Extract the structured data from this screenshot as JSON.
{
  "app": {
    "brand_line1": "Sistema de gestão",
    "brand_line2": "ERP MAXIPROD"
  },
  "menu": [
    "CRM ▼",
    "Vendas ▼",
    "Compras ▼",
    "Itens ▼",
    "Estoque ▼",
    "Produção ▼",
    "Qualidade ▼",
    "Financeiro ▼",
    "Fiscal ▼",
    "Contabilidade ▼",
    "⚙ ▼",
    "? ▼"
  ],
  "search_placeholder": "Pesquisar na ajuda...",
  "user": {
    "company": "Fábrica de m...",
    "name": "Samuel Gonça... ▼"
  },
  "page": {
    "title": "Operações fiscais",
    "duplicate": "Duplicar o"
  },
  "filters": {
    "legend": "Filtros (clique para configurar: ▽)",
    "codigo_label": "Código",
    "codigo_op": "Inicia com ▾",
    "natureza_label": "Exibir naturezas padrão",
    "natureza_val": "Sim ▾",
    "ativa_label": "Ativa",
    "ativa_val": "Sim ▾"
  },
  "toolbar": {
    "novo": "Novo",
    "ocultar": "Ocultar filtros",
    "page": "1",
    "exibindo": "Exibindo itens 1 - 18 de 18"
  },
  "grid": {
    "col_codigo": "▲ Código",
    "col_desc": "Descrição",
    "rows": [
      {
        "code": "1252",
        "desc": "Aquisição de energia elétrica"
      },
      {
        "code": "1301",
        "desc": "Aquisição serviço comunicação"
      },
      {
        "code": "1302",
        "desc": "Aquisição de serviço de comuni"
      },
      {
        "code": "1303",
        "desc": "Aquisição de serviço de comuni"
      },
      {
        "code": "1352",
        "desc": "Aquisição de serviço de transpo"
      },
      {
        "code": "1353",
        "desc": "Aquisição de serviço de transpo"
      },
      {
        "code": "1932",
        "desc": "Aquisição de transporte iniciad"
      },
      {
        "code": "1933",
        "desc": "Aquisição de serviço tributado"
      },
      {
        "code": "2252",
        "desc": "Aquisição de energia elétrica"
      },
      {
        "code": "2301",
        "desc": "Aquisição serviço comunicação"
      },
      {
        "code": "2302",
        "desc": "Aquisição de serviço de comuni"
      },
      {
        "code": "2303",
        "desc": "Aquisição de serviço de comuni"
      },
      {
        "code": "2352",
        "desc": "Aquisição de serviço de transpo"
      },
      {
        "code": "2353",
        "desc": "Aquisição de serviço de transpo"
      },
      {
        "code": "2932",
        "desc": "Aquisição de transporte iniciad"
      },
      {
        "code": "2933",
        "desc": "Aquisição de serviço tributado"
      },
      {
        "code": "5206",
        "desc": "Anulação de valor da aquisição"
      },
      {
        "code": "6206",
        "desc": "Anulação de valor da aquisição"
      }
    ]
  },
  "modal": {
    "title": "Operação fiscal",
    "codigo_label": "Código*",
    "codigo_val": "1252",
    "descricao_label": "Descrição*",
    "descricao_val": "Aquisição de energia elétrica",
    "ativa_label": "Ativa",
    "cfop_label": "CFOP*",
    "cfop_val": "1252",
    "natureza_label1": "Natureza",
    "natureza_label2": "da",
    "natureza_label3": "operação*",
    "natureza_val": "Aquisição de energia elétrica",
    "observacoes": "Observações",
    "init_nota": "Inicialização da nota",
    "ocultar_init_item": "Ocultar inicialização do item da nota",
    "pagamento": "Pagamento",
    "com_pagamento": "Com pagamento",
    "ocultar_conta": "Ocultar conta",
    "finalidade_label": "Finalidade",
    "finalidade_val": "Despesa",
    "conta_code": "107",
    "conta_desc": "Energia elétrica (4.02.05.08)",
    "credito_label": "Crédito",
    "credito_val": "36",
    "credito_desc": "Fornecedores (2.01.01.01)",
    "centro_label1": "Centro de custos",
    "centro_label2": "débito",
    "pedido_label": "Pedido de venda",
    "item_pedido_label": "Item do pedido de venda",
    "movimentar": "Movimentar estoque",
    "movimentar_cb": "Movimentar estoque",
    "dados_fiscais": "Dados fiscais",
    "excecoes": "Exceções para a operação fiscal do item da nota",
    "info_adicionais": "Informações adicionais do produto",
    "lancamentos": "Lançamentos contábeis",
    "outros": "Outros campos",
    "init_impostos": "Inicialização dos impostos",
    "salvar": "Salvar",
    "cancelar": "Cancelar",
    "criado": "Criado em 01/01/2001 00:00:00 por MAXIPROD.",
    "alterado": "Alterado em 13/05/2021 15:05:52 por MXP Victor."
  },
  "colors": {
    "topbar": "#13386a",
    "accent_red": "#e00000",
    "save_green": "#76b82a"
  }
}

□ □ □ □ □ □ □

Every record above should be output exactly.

Extract the structured data from this screenshot as JSON.
{
  "app": {
    "brand_line1": "Sistema de gestão",
    "brand_line2": "ERP MAXIPROD"
  },
  "menu": [
    "CRM ▼",
    "Vendas ▼",
    "Compras ▼",
    "Itens ▼",
    "Estoque ▼",
    "Produção ▼",
    "Qualidade ▼",
    "Financeiro ▼",
    "Fiscal ▼",
    "Contabilidade ▼",
    "⚙ ▼",
    "? ▼"
  ],
  "search_placeholder": "Pesquisar na ajuda...",
  "user": {
    "company": "Fábrica de m...",
    "name": "Samuel Gonça... ▼"
  },
  "page": {
    "title": "Operações fiscais",
    "duplicate": "Duplicar o"
  },
  "filters": {
    "legend": "Filtros (clique para configurar: ▽)",
    "codigo_label": "Código",
    "codigo_op": "Inicia com ▾",
    "natureza_label": "Exibir naturezas padrão",
    "natureza_val": "Sim ▾",
    "ativa_label": "Ativa",
    "ativa_val": "Sim ▾"
  },
  "toolbar": {
    "novo": "Novo",
    "ocultar": "Ocultar filtros",
    "page": "1",
    "exibindo": "Exibindo itens 1 - 18 de 18"
  },
  "grid": {
    "col_codigo": "▲ Código",
    "col_desc": "Descrição",
    "rows": [
      {
        "code": "1252",
        "desc": "Aquisição de energia elétrica"
      },
      {
        "code": "1301",
        "desc": "Aquisição serviço comunicação"
      },
      {
        "code": "1302",
        "desc": "Aquisição de serviço de comuni"
      },
      {
        "code": "1303",
        "desc": "Aquisição de serviço de comuni"
      },
      {
        "code": "1352",
        "desc": "Aquisição de serviço de transpo"
      },
      {
        "code": "1353",
        "desc": "Aquisição de serviço de transpo"
      },
      {
        "code": "1932",
        "desc": "Aquisição de transporte iniciad"
      },
      {
        "code": "1933",
        "desc": "Aquisição de serviço tributado"
      },
      {
        "code": "2252",
        "desc": "Aquisição de energia elétrica"
      },
      {
        "code": "2301",
        "desc": "Aquisição serviço comunicação"
      },
      {
        "code": "2302",
        "desc": "Aquisição de serviço de comuni"
      },
      {
        "code": "2303",
        "desc": "Aquisição de serviço de comuni"
      },
      {
        "code": "2352",
        "desc": "Aquisição de serviço de transpo"
      },
      {
        "code": "2353",
        "desc": "Aquisição de serviço de transpo"
      },
      {
        "code": "2932",
        "desc": "Aquisição de transporte iniciad"
      },
      {
        "code": "2933",
        "desc": "Aquisição de serviço tributado"
      },
      {
        "code": "5206",
        "desc": "Anulação de valor da aquisição"
      },
      {
        "code": "6206",
        "desc": "Anulação de valor da aquisição"
      }
    ]
  },
  "modal": {
    "title": "Operação fiscal",
    "codigo_label": "Código*",
    "codigo_val": "1252",
    "descricao_label": "Descrição*",
    "descricao_val": "Aquisição de energia elétrica",
    "ativa_label": "Ativa",
    "cfop_label": "CFOP*",
    "cfop_val": "1252",
    "natureza_label1": "Natureza",
    "natureza_label2": "da",
    "natureza_label3": "operação*",
    "natureza_val": "Aquisição de energia elétrica",
    "observacoes": "Observações",
    "init_nota": "Inicialização da nota",
    "ocultar_init_item": "Ocultar inicialização do item da nota",
    "pagamento": "Pagamento",
    "com_pagamento": "Com pagamento",
    "ocultar_conta": "Ocultar conta",
    "finalidade_label": "Finalidade",
    "finalidade_val": "Despesa",
    "conta_code": "107",
    "conta_desc": "Energia elétrica (4.02.05.08)",
    "credito_label": "Crédito",
    "credito_val": "36",
    "credito_desc": "Fornecedores (2.01.01.01)",
    "centro_label1": "Centro de custos",
    "centro_label2": "débito",
    "pedido_label": "Pedido de venda",
    "item_pedido_label": "Item do pedido de venda",
    "movimentar": "Movimentar estoque",
    "movimentar_cb": "Movimentar estoque",
    "dados_fiscais": "Dados fiscais",
    "excecoes": "Exceções para a operação fiscal do item da nota",
    "info_adicionais": "Informações adicionais do produto",
    "lancamentos": "Lançamentos contábeis",
    "outros": "Outros campos",
    "init_impostos": "Inicialização dos impostos",
    "salvar": "Salvar",
    "cancelar": "Cancelar",
    "criado": "Criado em 01/01/2001 00:00:00 por MAXIPROD.",
    "alterado": "Alterado em 13/05/2021 15:05:52 por MXP Victor."
  },
  "colors": {
    "topbar": "#13386a",
    "accent_red": "#e00000",
    "save_green": "#76b82a"
  }
}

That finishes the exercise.